The age old adage “keep your eye on the ball” has merit well beyond its commonly understood role in hand-eye coordination. If we keep our “eye on the ball” throughout our golf swing (in effect keeping our swing center stable), we can be confident we are moving most efficiently in order to give us our best chance of maximizing clubhead speed and creating an easily repeatable path. But how do we know if we are really keeping our “eye on the ball”? Most golfers experience varying degrees of what I call “sightline disruption”, where the eyes come off the ball during the swing. Sightline disruption is caused by swing center movement. Tour professionals describe it as a loss of focus, and club players have gone as far as describing it as “blacking out”, where they concede they have no idea what their eyes were focusing on during their golf shot.
StableEyes™ trains golfers at every level, from beginner to tour professional, to eliminate “sightline disruption”, and as a result stabilize their swing center.
Additionally, it is widely accepted that correct tempo plays a key role in maximizing distance and consistency. I’ve personally tracked a wide range of players where I’ve seen clubhead speed gains up to 11 mph by just changing tempo. But what is “correct” tempo, and how are you training and maintaining it?
Tempo is widely misunderstood, with many describing it through the lens of “how hurried” the golf swing appears. The smooth swinging Ernie Els appears to be much less hurried and have a slower tempo than, say, Zak Johnson.
The key to understanding tempo is to look at it through a lens of the timing ratio between back and through swings. It is widely acknowledged that the best golf swings in the world–including those of tour and long drive professionals–have a 3:1 tempo ratio from back to through swing. Meaning the backswing takes 3 times as long as the forward swing. Yes, the tempos of the best players in the world vary and appear to be quite different when comparing the pace of their swings, but their tempo ratios from back to through swings are the same– 3:1.
Mainstream instructional misnomers like “take it away slowly” and “you don’t hit it on the way back” have resulted in the vast majority of players having tempo ratios being too high, or in other words, MOST PLAYERS BACKSWINGS ARE TOO SLOW. Next time you watch the tour and long drive professionals on television, picture yourself standing over the shot and moving along with the player–your first reaction is likely, “I don’t come close to completing my golf swing in that timing!” Training with StableEyes™ will get you moving in the same timing as the best golfers in the world.
Every golfer wants to beat balls, but in most cases, this well-intentioned form of practice actually creates the “hit at it” mindset that is the root of most swing flaws. Most players are unaware that no-ball training, like with the StableEyes™ app, is the fastest way to train and maintain the proper “through the ball” techniques that result in maximum speed and clubhead path consistency.
Our mission at WindandSling.com is “fundamentally changing the way the golf swing is instructed”, by providing instruction and training tools that give golfers their best chance of maximizing clubhead speed and accuracy.
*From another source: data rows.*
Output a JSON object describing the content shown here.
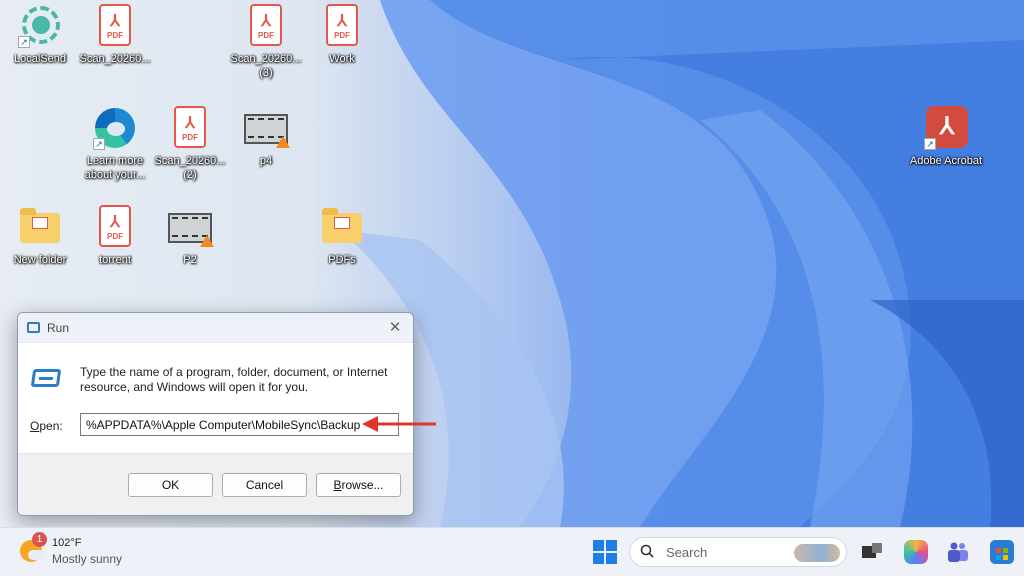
{
  "desktop": {
    "icons": [
      {
        "label": "LocalSend",
        "icon": "localsend-icon"
      },
      {
        "label": "Scan_20260...",
        "icon": "pdf-file-icon"
      },
      {
        "label": "Scan_20260... (3)",
        "icon": "pdf-file-icon"
      },
      {
        "label": "Work",
        "icon": "pdf-file-icon"
      },
      {
        "label": "Learn more about your...",
        "icon": "edge-icon"
      },
      {
        "label": "Scan_20260... (2)",
        "icon": "pdf-file-icon"
      },
      {
        "label": "p4",
        "icon": "video-file-icon"
      },
      {
        "label": "Adobe Acrobat",
        "icon": "adobe-acrobat-icon"
      },
      {
        "label": "New folder",
        "icon": "folder-icon"
      },
      {
        "label": "torrent",
        "icon": "pdf-file-icon"
      },
      {
        "label": "P2",
        "icon": "video-file-icon"
      },
      {
        "label": "PDFs",
        "icon": "folder-icon"
      }
    ],
    "pdf_badge": "PDF"
  },
  "run_dialog": {
    "title": "Run",
    "close_glyph": "✕",
    "description": "Type the name of a program, folder, document, or Internet resource, and Windows will open it for you.",
    "open_label_accel": "O",
    "open_label_rest": "pen:",
    "open_value": "%APPDATA%\\Apple Computer\\MobileSync\\Backup",
    "ok_label": "OK",
    "cancel_label": "Cancel",
    "browse_label_accel": "B",
    "browse_label_rest": "rowse..."
  },
  "taskbar": {
    "weather": {
      "badge": "1",
      "temp": "102°F",
      "condition": "Mostly sunny"
    },
    "search_placeholder": "Search"
  },
  "colors": {
    "accent": "#1f7ee6",
    "pdf_red": "#e4584a",
    "annotation_arrow": "#e0352b"
  }
}
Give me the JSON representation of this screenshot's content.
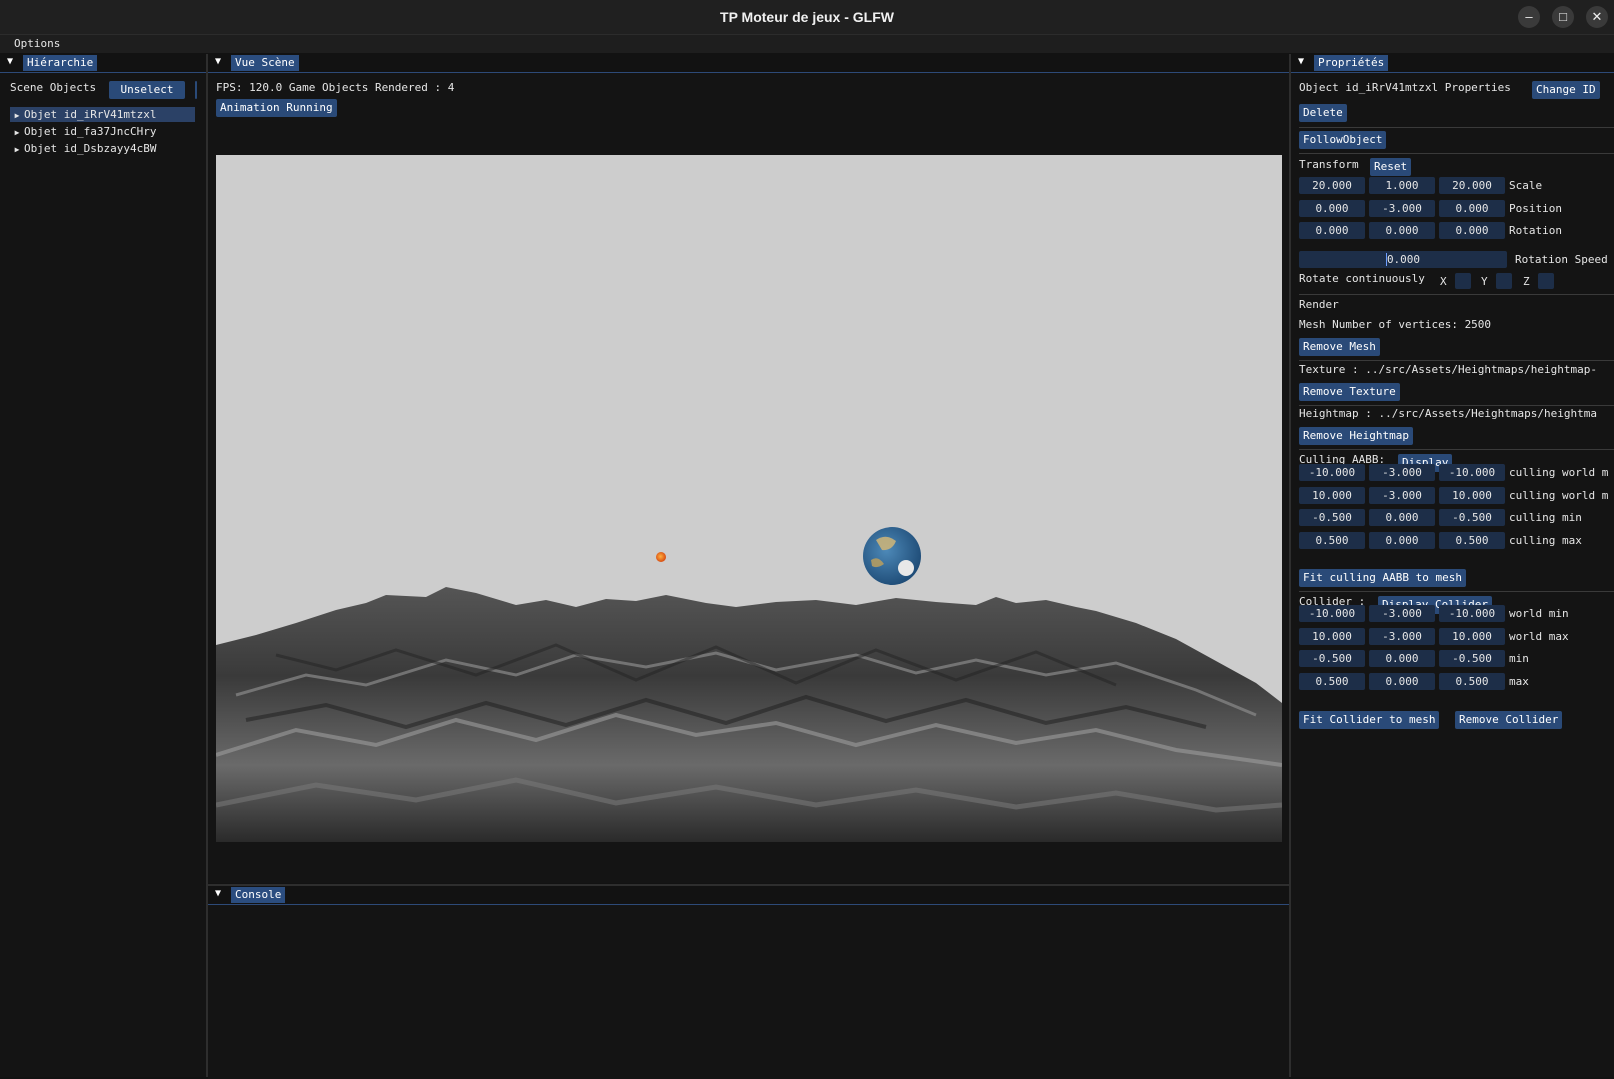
{
  "window": {
    "title": "TP Moteur de jeux - GLFW",
    "minimize": "–",
    "maximize": "□",
    "close": "✕"
  },
  "menu": {
    "options": "Options"
  },
  "hierarchy": {
    "title": "Hiérarchie",
    "scene_label": "Scene Objects",
    "unselect": "Unselect",
    "items": [
      {
        "label": "Objet id_iRrV41mtzxl",
        "selected": true
      },
      {
        "label": "Objet id_fa37JncCHry",
        "selected": false
      },
      {
        "label": "Objet id_Dsbzayy4cBW",
        "selected": false
      }
    ]
  },
  "scene": {
    "title": "Vue Scène",
    "stats": "FPS: 120.0 Game Objects Rendered : 4",
    "animation_btn": "Animation Running",
    "sky_color": "#cdcdcd"
  },
  "console": {
    "title": "Console"
  },
  "props": {
    "title": "Propriétés",
    "object_line": "Object id_iRrV41mtzxl Properties",
    "change_id": "Change ID",
    "delete": "Delete",
    "follow": "FollowObject",
    "transform_label": "Transform",
    "reset": "Reset",
    "rows": [
      {
        "v": [
          "20.000",
          "1.000",
          "20.000"
        ],
        "label": "Scale"
      },
      {
        "v": [
          "0.000",
          "-3.000",
          "0.000"
        ],
        "label": "Position"
      },
      {
        "v": [
          "0.000",
          "0.000",
          "0.000"
        ],
        "label": "Rotation"
      }
    ],
    "rotation_speed": {
      "value": "0.000",
      "label": "Rotation Speed"
    },
    "rotate_label": "Rotate continuously",
    "axis_x": "X",
    "axis_y": "Y",
    "axis_z": "Z",
    "render_label": "Render",
    "mesh_vertices": "Mesh Number of vertices: 2500",
    "remove_mesh": "Remove Mesh",
    "texture": "Texture : ../src/Assets/Heightmaps/heightmap-",
    "remove_texture": "Remove Texture",
    "heightmap": "Heightmap : ../src/Assets/Heightmaps/heightma",
    "remove_heightmap": "Remove Heightmap",
    "culling_label": "Culling AABB:",
    "display": "Display",
    "culling_rows": [
      {
        "v": [
          "-10.000",
          "-3.000",
          "-10.000"
        ],
        "label": "culling world m"
      },
      {
        "v": [
          "10.000",
          "-3.000",
          "10.000"
        ],
        "label": "culling world m"
      },
      {
        "v": [
          "-0.500",
          "0.000",
          "-0.500"
        ],
        "label": "culling min"
      },
      {
        "v": [
          "0.500",
          "0.000",
          "0.500"
        ],
        "label": "culling max"
      }
    ],
    "fit_culling": "Fit culling AABB to mesh",
    "collider_label": "Collider :",
    "display_collider": "Display Collider",
    "collider_rows": [
      {
        "v": [
          "-10.000",
          "-3.000",
          "-10.000"
        ],
        "label": "world min"
      },
      {
        "v": [
          "10.000",
          "-3.000",
          "10.000"
        ],
        "label": "world max"
      },
      {
        "v": [
          "-0.500",
          "0.000",
          "-0.500"
        ],
        "label": "min"
      },
      {
        "v": [
          "0.500",
          "0.000",
          "0.500"
        ],
        "label": "max"
      }
    ],
    "fit_collider": "Fit Collider to mesh",
    "remove_collider": "Remove Collider"
  }
}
StableEyes™ joins my Strike Right™ Golf Swing Trainer and Release Right™ Golf Swing Trainer as no-ball training products you can use at home, the office or the range to train or maintain swing techniques. StableEyes™ can also be used before practice and playing sessions to quickly refresh your tempo and swing keys.
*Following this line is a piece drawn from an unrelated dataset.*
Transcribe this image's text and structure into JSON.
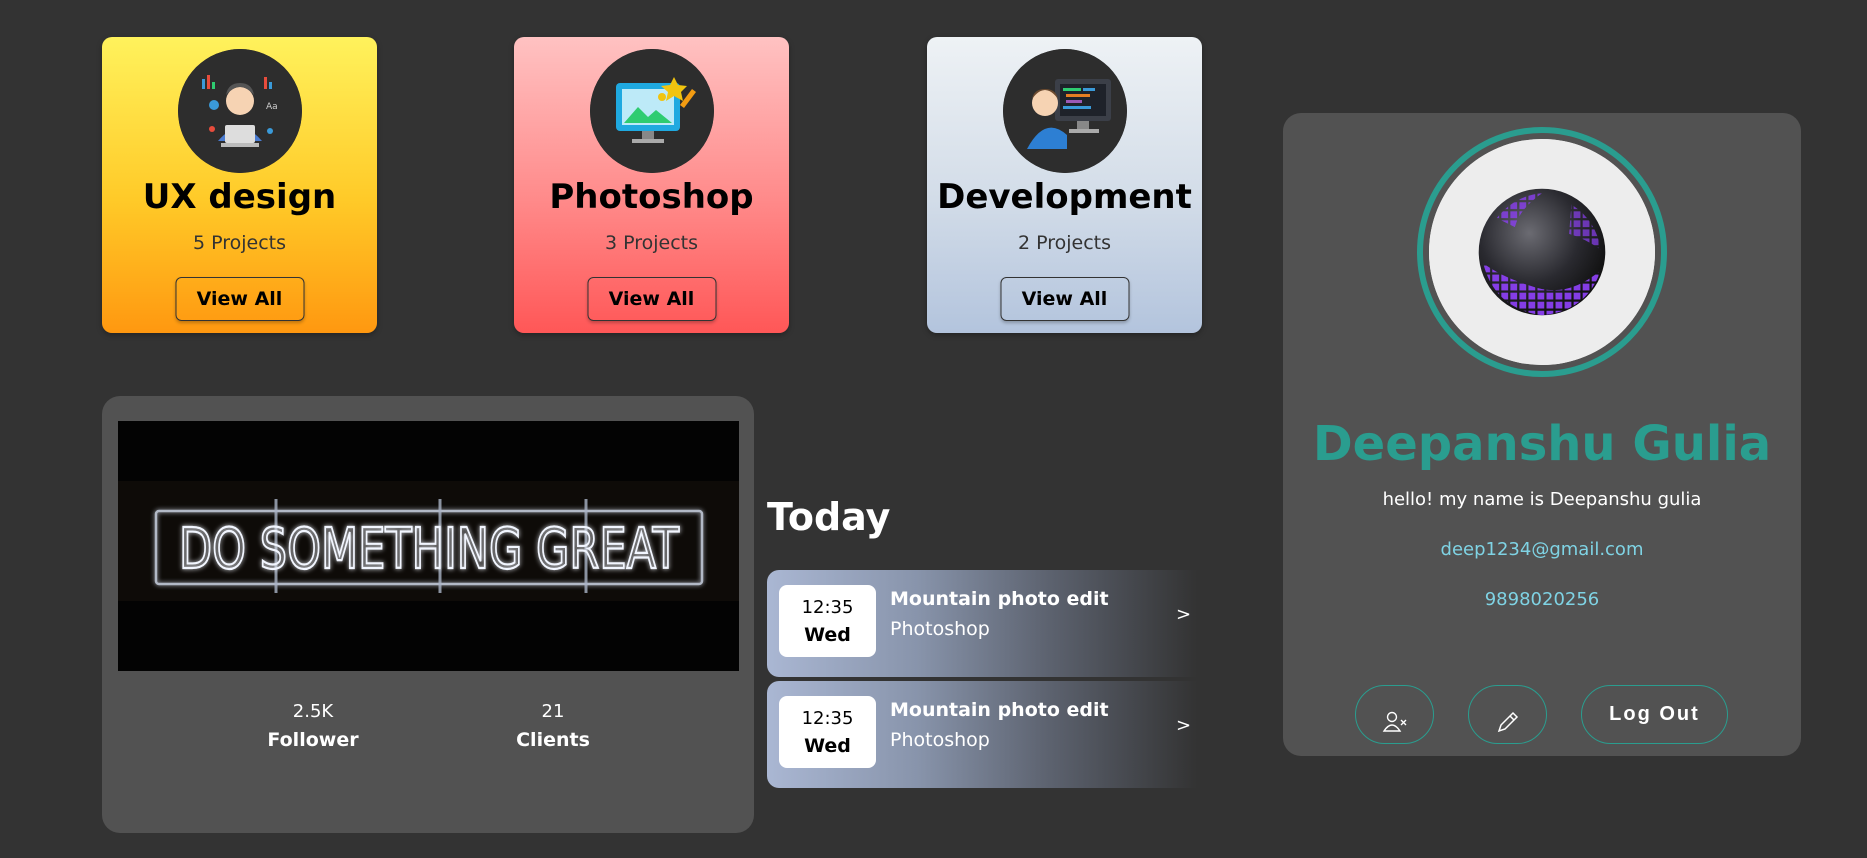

Finally, experience what it’s like to be as long and accurate as you can be!
– Tom Duke, Inventor